 Douglas Belkin and Kevin Helliker, “Missouri Bishop Is Charged, The Wall Street Journal, Saturday/Sunday, October 15-16, 2011, page A 5, col. 1.
 Joshua J. McElwee, “KC bishop charged with failure to report child abuse” and comments at http://ncronline.org/news/accountability/kc-bishop-charged-failure-report-child-abuse (accessed October 16, 2001).
 http://en.wikipedia.org/wiki/Robert_Finn_%28bishop%29 (accessed October 16, 2011).
 Downers Grove, Illinois, InterVarsity Press, 2006, 134.
 the Catholic Biblical Quarterly, Vol. 70, No. 3 (July 2008) 473, 467.
 the Catholic Biblical Quarterly, Vol. 68, No. 2 (April 2006) 215.
 the Catholic Biblical Quarterly, Vol. 68, No. 3 (July 2006) 518.
 Grand Rapids, Michigan: William B. Eerdmans Publishing Company, 2009, 159, 164, 256.
 Downers Grove, Illinois: IVP Academic, An Imprint of InterVarsity Press, 2011, 134.
 Downers Grove, Illinois: IVP Academic, An Imprint of InterVarsity Press, 2011, 136.
 Downers Grove, Illinois: IVP Academic, An Imprint of InterVarsity Press, 2011, 137, 139, 140.
 Downers Grove, Illinois: IVP Academic, An Imprint of InterVarsity Press, 2011, 141.
 the Catholic Biblical Quarterly, Vol. 68, No. 3 (July 2006) 544.
 the Catholic Biblical Quarterly, Vol. 71, No. 1 (January 2009) 66.
 the Catholic Biblical Quarterly, Vol. 73, No. 1 (January 2011) 98.
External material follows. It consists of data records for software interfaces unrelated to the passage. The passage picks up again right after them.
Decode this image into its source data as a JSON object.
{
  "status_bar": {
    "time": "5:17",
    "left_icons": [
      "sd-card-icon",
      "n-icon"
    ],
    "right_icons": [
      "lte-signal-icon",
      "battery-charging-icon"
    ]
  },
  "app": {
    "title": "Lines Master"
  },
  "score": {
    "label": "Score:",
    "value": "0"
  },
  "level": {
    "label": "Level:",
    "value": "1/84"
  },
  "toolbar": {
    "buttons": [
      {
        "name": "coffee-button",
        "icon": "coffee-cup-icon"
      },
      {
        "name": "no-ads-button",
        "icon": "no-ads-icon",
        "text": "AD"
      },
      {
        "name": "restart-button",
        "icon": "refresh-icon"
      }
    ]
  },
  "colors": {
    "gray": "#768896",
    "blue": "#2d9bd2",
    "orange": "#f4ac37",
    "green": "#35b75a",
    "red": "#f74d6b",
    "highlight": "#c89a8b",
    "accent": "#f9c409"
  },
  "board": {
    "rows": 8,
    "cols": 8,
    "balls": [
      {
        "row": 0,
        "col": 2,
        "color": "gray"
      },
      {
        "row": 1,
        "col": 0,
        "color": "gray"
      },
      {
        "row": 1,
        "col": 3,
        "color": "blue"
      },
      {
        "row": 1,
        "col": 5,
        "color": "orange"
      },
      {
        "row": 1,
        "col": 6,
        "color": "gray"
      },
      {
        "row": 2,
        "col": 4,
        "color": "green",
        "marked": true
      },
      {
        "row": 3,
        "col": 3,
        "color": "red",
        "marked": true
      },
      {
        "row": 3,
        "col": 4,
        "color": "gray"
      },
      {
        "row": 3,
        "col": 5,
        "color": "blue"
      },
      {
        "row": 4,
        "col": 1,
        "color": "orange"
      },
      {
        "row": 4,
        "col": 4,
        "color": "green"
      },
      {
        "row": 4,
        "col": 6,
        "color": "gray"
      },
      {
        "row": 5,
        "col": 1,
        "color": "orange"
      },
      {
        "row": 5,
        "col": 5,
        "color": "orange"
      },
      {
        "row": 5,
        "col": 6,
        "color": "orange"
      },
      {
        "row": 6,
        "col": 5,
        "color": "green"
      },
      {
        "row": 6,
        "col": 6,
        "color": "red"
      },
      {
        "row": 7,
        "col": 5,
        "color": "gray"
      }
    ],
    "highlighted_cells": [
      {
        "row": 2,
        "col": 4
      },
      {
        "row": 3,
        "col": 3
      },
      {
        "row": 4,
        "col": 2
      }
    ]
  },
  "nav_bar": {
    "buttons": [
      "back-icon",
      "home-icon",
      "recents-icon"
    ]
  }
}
 the Catholic Biblical Quarterly, Vol. 72, No. 3 (July 2010) 530.
 Downers Grove, Illinois, InterVarsity Press, 2006, 133, 137.